The predominantly Christian Philippines has been battling Muslim rebels in the south of the archipelago for decades and while negotiations with the biggest group have raised hopes for peace, fighting with smaller factions erupts regularly.
The latest clashes are between the army and a faction known as the Bangsamoro Islamic Freedom Fighters (BIFF) in a marshy region of Mindanao island.
Mujiv Hataman, the governor of the region, said 70,000 people had fled army shelling and he called on the military to end the violence.
“I wish the army would end its offensive against the rebels because we are running out of funds to feed and shelter tens of thousands of people from 11 towns around the marshland,” Hataman told a radio station.
He said the army had told him they needed three more days.
An army spokesman, Brigadier-General Jose Kakilala, said soldiers were still pursuing the rebels.
“I cannot say we can end the offensive in 72 hours, it depends on the assessment of the ground commander but we can certainly consider the appeal of the governor,” he said.

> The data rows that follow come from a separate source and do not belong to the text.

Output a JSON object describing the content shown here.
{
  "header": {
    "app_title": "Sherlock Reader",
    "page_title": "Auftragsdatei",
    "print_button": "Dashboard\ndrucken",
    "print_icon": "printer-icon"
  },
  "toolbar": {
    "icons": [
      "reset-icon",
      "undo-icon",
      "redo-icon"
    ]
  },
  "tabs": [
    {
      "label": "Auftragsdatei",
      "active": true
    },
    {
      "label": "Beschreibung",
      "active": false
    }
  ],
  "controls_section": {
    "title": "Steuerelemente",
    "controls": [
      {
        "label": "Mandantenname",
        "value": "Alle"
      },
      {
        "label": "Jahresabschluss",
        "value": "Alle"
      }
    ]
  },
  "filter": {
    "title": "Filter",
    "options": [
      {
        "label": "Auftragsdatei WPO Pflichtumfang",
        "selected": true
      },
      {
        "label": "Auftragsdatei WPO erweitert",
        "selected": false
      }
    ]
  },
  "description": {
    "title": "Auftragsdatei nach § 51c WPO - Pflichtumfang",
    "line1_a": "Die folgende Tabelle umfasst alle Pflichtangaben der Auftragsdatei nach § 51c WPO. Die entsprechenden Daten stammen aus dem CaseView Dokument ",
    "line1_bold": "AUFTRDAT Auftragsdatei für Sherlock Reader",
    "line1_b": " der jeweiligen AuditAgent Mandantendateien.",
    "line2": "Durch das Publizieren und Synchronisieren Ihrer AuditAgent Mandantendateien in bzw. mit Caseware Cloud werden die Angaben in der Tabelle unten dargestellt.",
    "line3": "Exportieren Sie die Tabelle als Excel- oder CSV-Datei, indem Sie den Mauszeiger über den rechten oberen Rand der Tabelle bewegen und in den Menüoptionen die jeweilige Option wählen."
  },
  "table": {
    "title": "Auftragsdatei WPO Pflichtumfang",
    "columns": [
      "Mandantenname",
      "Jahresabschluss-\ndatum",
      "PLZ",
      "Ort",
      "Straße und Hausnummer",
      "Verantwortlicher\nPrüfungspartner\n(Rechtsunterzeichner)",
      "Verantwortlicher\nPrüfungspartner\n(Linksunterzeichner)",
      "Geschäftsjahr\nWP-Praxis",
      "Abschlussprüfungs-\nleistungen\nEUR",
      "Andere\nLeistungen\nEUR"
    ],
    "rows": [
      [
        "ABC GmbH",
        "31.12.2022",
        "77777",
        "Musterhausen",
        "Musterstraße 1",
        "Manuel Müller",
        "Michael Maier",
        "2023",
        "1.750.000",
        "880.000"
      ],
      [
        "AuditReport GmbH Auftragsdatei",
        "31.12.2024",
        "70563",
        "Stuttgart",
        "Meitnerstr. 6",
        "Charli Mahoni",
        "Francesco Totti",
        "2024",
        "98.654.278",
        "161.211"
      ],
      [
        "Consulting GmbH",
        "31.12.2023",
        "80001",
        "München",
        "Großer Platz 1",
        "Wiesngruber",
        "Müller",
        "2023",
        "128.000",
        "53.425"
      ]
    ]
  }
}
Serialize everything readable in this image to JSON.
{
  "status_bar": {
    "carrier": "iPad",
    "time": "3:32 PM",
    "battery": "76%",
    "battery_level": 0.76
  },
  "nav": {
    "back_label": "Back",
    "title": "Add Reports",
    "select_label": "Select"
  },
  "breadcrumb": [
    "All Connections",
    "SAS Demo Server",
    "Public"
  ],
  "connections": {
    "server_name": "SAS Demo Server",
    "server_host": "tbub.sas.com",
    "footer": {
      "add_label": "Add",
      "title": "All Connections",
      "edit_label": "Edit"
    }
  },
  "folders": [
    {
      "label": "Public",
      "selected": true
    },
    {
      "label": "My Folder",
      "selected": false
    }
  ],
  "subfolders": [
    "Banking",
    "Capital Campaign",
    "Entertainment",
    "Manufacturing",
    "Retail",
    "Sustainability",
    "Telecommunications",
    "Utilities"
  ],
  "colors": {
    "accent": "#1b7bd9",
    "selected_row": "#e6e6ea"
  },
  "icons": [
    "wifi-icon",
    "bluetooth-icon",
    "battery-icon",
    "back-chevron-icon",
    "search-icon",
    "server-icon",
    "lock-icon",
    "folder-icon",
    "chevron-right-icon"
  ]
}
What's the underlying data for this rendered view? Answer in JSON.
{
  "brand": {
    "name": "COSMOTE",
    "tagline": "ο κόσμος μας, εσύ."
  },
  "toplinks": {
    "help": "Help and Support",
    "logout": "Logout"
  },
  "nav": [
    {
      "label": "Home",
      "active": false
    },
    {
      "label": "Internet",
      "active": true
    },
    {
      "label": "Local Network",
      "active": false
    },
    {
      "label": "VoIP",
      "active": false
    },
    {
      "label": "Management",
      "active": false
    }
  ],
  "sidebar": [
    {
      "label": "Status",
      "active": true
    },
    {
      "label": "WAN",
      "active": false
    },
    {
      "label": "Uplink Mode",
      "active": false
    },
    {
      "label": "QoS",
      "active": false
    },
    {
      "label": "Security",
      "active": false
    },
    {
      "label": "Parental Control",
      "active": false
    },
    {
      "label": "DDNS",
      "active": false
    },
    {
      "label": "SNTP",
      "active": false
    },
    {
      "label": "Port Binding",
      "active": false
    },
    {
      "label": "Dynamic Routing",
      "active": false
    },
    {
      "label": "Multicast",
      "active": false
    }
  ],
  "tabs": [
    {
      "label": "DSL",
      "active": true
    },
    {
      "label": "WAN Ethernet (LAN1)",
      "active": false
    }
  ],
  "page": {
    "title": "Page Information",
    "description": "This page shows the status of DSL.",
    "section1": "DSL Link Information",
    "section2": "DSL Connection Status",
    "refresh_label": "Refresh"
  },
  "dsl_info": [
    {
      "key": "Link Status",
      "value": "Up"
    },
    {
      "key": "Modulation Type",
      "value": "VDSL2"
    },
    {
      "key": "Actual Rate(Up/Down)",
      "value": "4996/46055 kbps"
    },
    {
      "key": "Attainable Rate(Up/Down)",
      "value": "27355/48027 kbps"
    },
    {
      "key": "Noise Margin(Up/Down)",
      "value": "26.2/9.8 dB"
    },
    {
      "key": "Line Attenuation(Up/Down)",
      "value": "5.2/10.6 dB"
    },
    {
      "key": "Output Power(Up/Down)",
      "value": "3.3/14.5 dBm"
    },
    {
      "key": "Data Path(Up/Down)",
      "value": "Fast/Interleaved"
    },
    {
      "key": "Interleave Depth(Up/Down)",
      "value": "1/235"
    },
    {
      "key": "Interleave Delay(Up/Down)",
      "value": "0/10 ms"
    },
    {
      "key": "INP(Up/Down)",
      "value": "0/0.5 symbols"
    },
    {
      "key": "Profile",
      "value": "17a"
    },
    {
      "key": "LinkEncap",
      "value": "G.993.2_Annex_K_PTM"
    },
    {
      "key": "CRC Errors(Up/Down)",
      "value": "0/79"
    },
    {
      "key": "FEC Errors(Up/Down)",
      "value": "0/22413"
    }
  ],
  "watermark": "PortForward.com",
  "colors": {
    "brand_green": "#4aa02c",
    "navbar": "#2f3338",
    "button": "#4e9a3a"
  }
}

The International Committee of the Red Cross said the number of displaced people was rising while a health officer in the region said civilians needed food, clean water and access to sanitation.
The fighting has raised concern about a fragile peace process between the government and the biggest rebel group, the Moro Islamic Liberation Front (MILF), which has links with the BIFF.

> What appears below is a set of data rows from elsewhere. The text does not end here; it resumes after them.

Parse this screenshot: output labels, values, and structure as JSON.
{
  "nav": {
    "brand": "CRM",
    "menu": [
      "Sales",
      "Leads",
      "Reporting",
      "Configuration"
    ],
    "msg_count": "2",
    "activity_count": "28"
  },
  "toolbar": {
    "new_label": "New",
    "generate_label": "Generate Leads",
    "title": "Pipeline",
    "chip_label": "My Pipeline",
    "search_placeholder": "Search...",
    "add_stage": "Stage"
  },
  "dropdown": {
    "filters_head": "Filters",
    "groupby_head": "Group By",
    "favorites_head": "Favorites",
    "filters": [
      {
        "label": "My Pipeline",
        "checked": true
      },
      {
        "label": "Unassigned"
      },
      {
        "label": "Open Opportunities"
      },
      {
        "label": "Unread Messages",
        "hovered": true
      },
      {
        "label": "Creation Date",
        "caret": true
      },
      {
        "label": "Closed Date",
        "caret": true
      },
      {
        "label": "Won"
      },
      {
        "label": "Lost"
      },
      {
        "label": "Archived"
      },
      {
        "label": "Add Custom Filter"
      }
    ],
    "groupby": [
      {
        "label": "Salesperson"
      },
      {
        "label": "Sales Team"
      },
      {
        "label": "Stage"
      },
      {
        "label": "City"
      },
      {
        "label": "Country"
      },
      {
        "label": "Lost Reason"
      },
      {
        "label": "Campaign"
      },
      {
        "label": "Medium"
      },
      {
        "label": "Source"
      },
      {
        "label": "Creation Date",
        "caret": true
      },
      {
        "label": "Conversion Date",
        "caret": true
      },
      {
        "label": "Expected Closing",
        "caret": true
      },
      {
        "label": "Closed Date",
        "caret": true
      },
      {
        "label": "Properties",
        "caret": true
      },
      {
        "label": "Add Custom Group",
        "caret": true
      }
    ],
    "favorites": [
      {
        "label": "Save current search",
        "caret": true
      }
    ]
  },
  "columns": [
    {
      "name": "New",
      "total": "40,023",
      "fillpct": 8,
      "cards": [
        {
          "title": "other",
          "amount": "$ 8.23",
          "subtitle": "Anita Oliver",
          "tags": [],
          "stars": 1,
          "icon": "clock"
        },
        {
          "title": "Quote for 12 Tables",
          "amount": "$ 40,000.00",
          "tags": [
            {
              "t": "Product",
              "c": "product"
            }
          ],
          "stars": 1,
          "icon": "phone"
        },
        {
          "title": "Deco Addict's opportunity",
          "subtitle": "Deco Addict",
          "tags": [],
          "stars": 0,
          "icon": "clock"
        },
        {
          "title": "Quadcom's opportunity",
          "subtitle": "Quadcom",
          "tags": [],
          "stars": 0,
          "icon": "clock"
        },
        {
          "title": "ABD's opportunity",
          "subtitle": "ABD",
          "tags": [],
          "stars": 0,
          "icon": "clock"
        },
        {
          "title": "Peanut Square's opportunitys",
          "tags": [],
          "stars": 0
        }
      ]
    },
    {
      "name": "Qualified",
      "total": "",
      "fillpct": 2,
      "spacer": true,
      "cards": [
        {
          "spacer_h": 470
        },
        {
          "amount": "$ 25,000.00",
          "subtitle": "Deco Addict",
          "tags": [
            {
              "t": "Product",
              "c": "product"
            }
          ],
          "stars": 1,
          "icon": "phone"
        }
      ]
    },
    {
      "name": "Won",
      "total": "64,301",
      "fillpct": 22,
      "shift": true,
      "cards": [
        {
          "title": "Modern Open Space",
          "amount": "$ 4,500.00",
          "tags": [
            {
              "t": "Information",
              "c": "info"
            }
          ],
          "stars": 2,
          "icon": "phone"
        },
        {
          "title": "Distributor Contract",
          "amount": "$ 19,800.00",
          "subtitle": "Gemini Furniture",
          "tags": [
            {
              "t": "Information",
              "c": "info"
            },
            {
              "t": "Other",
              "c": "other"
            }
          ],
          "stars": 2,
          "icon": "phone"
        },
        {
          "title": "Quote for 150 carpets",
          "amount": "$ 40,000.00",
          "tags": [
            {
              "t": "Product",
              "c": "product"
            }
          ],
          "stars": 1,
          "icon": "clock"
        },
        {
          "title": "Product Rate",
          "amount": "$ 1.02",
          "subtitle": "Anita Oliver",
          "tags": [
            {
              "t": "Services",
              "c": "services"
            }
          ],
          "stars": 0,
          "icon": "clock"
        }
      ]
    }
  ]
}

Rebels from both factions killed 44 policemen in a Jan. 25 clash when the police were trying to arrests two al Qaeda-linked militants.
President Benigno Aquino has promised the MILF autonomy in a southern region in exchange for peace.
But the Senate and House of Representatives suspended work on legislation for the autonomous region amid an outcry after the January clash.
Editing by Robert Birsel